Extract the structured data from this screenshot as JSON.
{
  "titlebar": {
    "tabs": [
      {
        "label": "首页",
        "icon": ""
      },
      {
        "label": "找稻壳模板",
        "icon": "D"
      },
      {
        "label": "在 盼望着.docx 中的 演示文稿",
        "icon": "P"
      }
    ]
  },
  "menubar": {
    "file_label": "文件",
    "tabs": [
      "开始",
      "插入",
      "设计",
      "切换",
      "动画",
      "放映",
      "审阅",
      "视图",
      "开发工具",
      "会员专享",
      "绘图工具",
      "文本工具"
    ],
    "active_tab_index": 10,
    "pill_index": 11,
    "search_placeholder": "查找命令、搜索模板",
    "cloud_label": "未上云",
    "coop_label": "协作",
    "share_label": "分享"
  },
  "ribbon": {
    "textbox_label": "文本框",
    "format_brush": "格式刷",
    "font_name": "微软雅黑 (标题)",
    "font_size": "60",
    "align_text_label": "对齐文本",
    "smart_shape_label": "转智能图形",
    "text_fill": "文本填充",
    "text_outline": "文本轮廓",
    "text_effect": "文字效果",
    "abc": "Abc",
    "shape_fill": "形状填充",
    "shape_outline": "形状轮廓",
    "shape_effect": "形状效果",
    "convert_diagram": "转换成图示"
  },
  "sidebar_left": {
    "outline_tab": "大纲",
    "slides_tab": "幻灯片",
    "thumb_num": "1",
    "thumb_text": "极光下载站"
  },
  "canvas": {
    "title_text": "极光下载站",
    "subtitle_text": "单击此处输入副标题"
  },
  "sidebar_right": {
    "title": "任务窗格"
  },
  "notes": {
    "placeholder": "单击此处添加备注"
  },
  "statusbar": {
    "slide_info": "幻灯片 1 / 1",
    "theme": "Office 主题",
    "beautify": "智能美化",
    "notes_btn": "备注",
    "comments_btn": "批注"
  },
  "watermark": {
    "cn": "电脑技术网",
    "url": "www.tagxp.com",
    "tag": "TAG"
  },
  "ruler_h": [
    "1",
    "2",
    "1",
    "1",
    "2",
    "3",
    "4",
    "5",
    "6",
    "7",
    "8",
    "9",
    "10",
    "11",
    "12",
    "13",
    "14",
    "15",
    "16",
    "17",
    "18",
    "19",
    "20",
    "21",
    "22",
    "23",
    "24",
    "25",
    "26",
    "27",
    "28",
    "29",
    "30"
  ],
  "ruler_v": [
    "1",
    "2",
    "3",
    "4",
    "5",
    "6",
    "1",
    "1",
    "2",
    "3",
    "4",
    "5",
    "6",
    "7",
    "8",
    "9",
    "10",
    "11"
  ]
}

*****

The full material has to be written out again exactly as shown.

Extract the structured data from this screenshot as JSON.
{
  "titlebar": {
    "tabs": [
      {
        "label": "首页",
        "icon": ""
      },
      {
        "label": "找稻壳模板",
        "icon": "D"
      },
      {
        "label": "在 盼望着.docx 中的 演示文稿",
        "icon": "P"
      }
    ]
  },
  "menubar": {
    "file_label": "文件",
    "tabs": [
      "开始",
      "插入",
      "设计",
      "切换",
      "动画",
      "放映",
      "审阅",
      "视图",
      "开发工具",
      "会员专享",
      "绘图工具",
      "文本工具"
    ],
    "active_tab_index": 10,
    "pill_index": 11,
    "search_placeholder": "查找命令、搜索模板",
    "cloud_label": "未上云",
    "coop_label": "协作",
    "share_label": "分享"
  },
  "ribbon": {
    "textbox_label": "文本框",
    "format_brush": "格式刷",
    "font_name": "微软雅黑 (标题)",
    "font_size": "60",
    "align_text_label": "对齐文本",
    "smart_shape_label": "转智能图形",
    "text_fill": "文本填充",
    "text_outline": "文本轮廓",
    "text_effect": "文字效果",
    "abc": "Abc",
    "shape_fill": "形状填充",
    "shape_outline": "形状轮廓",
    "shape_effect": "形状效果",
    "convert_diagram": "转换成图示"
  },
  "sidebar_left": {
    "outline_tab": "大纲",
    "slides_tab": "幻灯片",
    "thumb_num": "1",
    "thumb_text": "极光下载站"
  },
  "canvas": {
    "title_text": "极光下载站",
    "subtitle_text": "单击此处输入副标题"
  },
  "sidebar_right": {
    "title": "任务窗格"
  },
  "notes": {
    "placeholder": "单击此处添加备注"
  },
  "statusbar": {
    "slide_info": "幻灯片 1 / 1",
    "theme": "Office 主题",
    "beautify": "智能美化",
    "notes_btn": "备注",
    "comments_btn": "批注"
  },
  "watermark": {
    "cn": "电脑技术网",
    "url": "www.tagxp.com",
    "tag": "TAG"
  },
  "ruler_h": [
    "1",
    "2",
    "1",
    "1",
    "2",
    "3",
    "4",
    "5",
    "6",
    "7",
    "8",
    "9",
    "10",
    "11",
    "12",
    "13",
    "14",
    "15",
    "16",
    "17",
    "18",
    "19",
    "20",
    "21",
    "22",
    "23",
    "24",
    "25",
    "26",
    "27",
    "28",
    "29",
    "30"
  ],
  "ruler_v": [
    "1",
    "2",
    "3",
    "4",
    "5",
    "6",
    "1",
    "1",
    "2",
    "3",
    "4",
    "5",
    "6",
    "7",
    "8",
    "9",
    "10",
    "11"
  ]
}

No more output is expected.